I was given the book; ‘How To Eat Fried Worms’ by Thomas Rockwell, as part of the Amazon Vine review programme in exchange for an honest review.
Thomas Rockwell’s classic children’s book, ‘How To Eat Fried Worms’ is another book that I’ve read recently which was a staple of my childhood experience of books, and yet another book which up until today I had never read. In this case, unlike with Flat Stanley, it wasn’t because I hated it on principle because my brother liked it, it was simply because the title put me off.
To be honest, all these years later, the title still puts me off, but I felt it was my bounden duty to read and review it, given the fact that for most children, it is the gross title that delights them and makes them want to read it in the first place.
How To Eat Fried Worms did actually turn out to be a bit stomach churning.

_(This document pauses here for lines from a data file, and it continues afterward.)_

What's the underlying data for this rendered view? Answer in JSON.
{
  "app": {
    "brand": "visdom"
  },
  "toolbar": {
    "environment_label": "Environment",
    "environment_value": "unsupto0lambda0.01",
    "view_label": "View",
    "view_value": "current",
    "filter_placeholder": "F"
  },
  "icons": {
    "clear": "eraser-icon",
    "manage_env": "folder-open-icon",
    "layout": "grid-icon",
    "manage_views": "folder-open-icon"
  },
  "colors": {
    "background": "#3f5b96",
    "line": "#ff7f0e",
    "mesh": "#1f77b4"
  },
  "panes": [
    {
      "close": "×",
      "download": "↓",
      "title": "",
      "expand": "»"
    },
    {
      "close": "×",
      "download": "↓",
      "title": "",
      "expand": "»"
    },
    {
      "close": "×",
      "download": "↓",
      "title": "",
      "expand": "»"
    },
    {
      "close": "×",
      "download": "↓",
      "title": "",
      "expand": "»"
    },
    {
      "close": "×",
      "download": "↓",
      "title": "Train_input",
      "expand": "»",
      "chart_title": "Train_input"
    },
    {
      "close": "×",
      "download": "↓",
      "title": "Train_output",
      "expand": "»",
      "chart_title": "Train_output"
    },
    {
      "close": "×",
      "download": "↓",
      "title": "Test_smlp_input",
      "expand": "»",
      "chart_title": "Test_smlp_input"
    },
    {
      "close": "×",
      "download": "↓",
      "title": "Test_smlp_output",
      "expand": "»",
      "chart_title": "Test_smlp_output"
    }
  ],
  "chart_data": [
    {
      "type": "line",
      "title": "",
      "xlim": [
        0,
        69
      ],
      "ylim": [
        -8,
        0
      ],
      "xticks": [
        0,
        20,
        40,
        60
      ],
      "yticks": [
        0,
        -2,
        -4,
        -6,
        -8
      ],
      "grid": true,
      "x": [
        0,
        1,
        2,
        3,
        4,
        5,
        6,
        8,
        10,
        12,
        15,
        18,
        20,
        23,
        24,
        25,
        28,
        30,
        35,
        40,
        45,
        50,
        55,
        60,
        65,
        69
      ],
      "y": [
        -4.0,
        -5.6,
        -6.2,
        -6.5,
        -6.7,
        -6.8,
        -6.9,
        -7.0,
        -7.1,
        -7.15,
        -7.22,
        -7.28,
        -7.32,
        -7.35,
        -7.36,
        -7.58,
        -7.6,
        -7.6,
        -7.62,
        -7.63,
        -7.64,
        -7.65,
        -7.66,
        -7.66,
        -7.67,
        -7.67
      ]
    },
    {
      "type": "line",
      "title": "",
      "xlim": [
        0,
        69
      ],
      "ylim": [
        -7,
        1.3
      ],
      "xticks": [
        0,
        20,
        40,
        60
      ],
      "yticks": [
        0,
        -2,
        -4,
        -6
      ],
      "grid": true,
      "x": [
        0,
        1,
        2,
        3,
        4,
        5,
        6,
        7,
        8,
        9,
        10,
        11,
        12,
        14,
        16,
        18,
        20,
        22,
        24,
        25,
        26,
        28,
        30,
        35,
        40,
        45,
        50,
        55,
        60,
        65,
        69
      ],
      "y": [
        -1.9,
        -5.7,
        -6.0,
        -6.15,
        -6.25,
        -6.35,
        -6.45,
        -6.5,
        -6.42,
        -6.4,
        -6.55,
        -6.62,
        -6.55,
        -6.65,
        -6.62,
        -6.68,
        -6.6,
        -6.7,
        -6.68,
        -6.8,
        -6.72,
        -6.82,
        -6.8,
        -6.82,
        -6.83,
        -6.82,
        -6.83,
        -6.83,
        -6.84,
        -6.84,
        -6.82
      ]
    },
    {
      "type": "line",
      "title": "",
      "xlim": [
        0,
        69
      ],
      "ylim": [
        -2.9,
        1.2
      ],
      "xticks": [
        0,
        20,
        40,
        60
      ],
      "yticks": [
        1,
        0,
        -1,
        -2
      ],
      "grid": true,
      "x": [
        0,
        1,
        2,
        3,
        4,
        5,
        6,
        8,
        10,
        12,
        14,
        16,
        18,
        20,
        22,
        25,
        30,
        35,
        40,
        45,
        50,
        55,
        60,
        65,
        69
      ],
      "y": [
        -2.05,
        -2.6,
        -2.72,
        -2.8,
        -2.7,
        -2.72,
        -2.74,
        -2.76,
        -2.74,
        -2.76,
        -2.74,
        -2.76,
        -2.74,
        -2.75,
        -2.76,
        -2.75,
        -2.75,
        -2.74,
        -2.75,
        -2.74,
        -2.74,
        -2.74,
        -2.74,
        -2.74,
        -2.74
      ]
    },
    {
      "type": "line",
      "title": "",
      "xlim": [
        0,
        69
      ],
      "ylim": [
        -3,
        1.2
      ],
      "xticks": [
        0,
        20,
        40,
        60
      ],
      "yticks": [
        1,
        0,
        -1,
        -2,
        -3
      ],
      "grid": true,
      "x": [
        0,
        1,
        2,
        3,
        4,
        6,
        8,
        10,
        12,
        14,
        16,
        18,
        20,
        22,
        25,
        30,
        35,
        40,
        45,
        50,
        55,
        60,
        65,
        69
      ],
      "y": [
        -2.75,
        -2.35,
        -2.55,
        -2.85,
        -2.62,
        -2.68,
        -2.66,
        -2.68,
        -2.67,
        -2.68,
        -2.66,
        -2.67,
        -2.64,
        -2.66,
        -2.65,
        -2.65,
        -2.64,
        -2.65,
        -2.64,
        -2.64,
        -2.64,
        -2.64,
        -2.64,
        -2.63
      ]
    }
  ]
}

The thought of having to eat fifteen fried worms, one for every day of a bet Billy and his friend Tom have with their friends Joe and Alan, so that Billy can win fifty pounds to buy a mini bike with, still makes me feel a little ill.
But, I understand why bloodthirsty children with an appetite for all things gross, will delight in tantalising themselves with the descriptions of eating worms that liberally pepper this book, and which are so visceral to read.
For me, the joy of the book was in the sharpness of the writing, and the brilliance of the comedy, which even after forty years, has not become dull or outmoded.
The only thing I didn’t like, was that in this, obviously American book, the publishers had seen fit to turn the American money into English money. It is the only part of the book that jars and it really, really annoyed me.
Having said that, it is unlikely that the target audience will either notice this, or care.
I thought this was slightly too long for a chapter or transitional book, although it had a lot of the hallmark ingredients; short chapters, plenty of illustration and a good, clear font. The length is more than a chapter book would usually support, and some of the dialogue is a little colloquial for a newly confident reader, so perhaps it would be better for a slightly more mature reader.
As a book to read out loud to your children, or in class, this would keep them riveted to their seats in my opinion. It has little or no educational value, but would be hugely entertaining for all involved.
All the main characters in the book are boys, and it is marketed at boys in particular, but it would be perfect for boys and girls aged from about seven to twelve.